The proper format for essays.
Below are guidelines for the formatting of essays based on recommendations from the MLA (the Modern Language Association).
- Fonts : Your essay should be word processed in 12-point Times New Roman fonts.
- Double space : Your entire essay should be double spaced, with no single spacing anywhere and no extra spacing anywhere. There should not be extra spaces between paragraphs.
- Heading : In the upper left corner of the first page of your essay, you should type your name, the instructor's name, your class, and the date, as follows: Your Name Mr. Rambo ENG 1001-100 18 January 2022
- Margins : According to the MLA, your essay should have a one-inch margin on the top, bottom, left, and right.
- Page Numbers : Your last name and the page number should appear in the upper right corner of each page of your essay, including the first page, as in Jones 3 . Insert your name and the page number as a "header." Do not type this information where the text of your essay should be.
- Title : Your essay should include a title.
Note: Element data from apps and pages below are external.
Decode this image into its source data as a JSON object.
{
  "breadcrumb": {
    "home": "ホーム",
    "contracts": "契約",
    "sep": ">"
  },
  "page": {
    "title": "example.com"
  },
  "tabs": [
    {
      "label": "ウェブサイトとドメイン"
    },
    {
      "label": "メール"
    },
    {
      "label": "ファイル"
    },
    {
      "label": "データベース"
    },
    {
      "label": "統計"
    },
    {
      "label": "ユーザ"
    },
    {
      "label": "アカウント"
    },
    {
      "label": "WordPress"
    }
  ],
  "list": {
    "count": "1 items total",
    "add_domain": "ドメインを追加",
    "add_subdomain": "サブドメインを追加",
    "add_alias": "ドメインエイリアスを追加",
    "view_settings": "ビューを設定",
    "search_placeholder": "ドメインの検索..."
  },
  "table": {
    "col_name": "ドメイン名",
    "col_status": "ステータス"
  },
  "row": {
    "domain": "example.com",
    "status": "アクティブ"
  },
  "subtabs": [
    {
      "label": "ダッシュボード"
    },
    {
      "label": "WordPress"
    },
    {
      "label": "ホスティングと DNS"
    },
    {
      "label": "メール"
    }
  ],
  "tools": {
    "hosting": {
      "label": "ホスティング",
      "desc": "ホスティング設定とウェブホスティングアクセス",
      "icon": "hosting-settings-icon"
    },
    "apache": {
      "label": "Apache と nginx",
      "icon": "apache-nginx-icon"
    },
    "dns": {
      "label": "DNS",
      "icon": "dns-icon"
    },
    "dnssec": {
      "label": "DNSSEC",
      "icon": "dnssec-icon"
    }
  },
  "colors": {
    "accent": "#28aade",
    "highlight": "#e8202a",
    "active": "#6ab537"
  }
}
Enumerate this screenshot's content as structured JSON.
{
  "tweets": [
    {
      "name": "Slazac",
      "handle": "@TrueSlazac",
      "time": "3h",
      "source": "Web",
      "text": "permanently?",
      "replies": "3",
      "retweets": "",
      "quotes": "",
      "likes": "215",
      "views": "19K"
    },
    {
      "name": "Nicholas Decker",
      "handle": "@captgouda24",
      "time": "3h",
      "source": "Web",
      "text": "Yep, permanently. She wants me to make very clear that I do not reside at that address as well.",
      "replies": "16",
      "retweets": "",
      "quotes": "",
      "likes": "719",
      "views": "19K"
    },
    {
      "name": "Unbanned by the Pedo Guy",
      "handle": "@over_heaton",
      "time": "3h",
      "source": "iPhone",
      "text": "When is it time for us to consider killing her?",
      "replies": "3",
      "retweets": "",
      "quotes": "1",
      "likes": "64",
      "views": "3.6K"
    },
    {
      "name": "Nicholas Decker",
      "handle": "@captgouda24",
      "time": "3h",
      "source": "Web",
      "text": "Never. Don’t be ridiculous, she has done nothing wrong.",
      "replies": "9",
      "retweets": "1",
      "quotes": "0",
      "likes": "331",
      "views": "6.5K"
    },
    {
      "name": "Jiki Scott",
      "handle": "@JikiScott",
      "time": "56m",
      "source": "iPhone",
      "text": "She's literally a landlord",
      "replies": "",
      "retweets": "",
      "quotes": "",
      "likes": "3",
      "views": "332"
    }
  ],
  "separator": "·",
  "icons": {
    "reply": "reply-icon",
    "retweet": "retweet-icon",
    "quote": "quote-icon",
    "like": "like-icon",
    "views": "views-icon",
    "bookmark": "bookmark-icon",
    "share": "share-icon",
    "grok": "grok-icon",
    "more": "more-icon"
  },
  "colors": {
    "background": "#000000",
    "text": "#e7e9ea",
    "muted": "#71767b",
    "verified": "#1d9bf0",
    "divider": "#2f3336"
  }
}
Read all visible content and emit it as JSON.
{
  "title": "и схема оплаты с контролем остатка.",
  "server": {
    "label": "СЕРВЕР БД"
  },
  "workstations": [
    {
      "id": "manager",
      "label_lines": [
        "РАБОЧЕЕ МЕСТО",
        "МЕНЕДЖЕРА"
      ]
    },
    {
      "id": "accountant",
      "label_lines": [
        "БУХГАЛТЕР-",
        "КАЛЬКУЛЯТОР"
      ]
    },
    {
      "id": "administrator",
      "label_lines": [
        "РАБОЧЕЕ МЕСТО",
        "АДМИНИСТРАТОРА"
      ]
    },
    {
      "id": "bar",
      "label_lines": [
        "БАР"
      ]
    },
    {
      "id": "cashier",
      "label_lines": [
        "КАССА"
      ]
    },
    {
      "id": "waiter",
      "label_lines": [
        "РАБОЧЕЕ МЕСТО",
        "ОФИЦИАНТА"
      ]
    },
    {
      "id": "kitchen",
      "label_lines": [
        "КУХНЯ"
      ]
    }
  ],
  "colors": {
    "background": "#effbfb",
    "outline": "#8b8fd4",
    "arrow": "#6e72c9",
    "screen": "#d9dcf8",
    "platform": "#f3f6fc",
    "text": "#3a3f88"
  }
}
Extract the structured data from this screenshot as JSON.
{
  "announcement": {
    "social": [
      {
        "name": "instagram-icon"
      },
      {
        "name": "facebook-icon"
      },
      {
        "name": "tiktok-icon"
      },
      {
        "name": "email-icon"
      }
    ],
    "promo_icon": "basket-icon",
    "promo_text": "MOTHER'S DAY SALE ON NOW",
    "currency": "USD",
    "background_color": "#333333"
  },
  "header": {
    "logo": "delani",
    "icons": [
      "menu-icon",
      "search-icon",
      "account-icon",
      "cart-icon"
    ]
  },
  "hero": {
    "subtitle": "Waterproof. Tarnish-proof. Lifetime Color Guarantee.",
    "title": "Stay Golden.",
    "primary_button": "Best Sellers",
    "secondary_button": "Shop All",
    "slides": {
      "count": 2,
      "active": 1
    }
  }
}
The title should be centered and should appear under the heading information on the first page and above the first line of your essay. The title should be in the same fonts as the rest of your essay, with no quotation marks, no underlining, no italics, and no bold.
- Indentation : The first line of each paragraph should be indented. According to the MLA, this indentation should be 1/2 inch or five spaces, but pressing [Tab] once should give you the correct indentation.
Putting all of the above together, you should have a first page that looks like the following:
Copyright Randy Rambo , 2022.